Four species of gayfeathers can be found in the Arboretum’s living collections. Kansas gayfeather or thickspike gayfeather (Liatris pycnostachya) is the tallest, reaching up to five feet in height. It is a plant of the tallgrass prairie of eastern Kansas. Button blazing star or rough gayfeather (L. aspera) occurs in drier habitats and is generally about three feet tall. Two other species, L. mucronata and L. punctata grow from one to three feet in height. Liatris punctata occurs throughout the state and is the most drought tolerant of the gayfeathers.
Gayfeathers are not only beautiful in their natural settings, they also make very fine garden plants. Thickspike is the species most likely to be sold by nurseries and garden centers. We will have most of these species at our FloraKansas Plant Sale. They all appreciate a sunny flower bed or border. Adding to their value as garden plants, gayfeathers are also attractive to many butterflies and other pollinators.
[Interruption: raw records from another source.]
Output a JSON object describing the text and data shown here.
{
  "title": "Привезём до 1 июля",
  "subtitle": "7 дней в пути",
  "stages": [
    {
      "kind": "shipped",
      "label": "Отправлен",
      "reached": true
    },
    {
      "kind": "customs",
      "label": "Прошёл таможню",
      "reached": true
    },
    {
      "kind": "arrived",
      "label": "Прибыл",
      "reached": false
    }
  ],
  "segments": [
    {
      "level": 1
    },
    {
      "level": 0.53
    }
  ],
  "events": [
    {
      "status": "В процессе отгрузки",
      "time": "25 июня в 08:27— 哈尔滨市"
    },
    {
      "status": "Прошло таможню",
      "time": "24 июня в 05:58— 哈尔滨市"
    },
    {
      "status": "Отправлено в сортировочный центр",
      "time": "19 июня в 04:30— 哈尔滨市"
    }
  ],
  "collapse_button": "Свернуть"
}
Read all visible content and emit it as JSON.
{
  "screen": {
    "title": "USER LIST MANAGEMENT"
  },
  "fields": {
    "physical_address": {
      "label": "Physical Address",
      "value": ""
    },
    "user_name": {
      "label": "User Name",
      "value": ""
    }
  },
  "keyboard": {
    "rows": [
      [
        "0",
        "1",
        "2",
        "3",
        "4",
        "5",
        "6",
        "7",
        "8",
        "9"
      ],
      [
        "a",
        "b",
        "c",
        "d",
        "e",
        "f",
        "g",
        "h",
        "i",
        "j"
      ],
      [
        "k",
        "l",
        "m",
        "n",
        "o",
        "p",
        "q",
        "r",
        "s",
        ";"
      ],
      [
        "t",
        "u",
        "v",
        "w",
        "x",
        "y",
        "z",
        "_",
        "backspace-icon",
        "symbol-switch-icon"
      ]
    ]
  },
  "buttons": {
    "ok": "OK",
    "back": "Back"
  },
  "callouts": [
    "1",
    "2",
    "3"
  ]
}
In addition, the spikes make excellent cut flowers, either fresh or dried.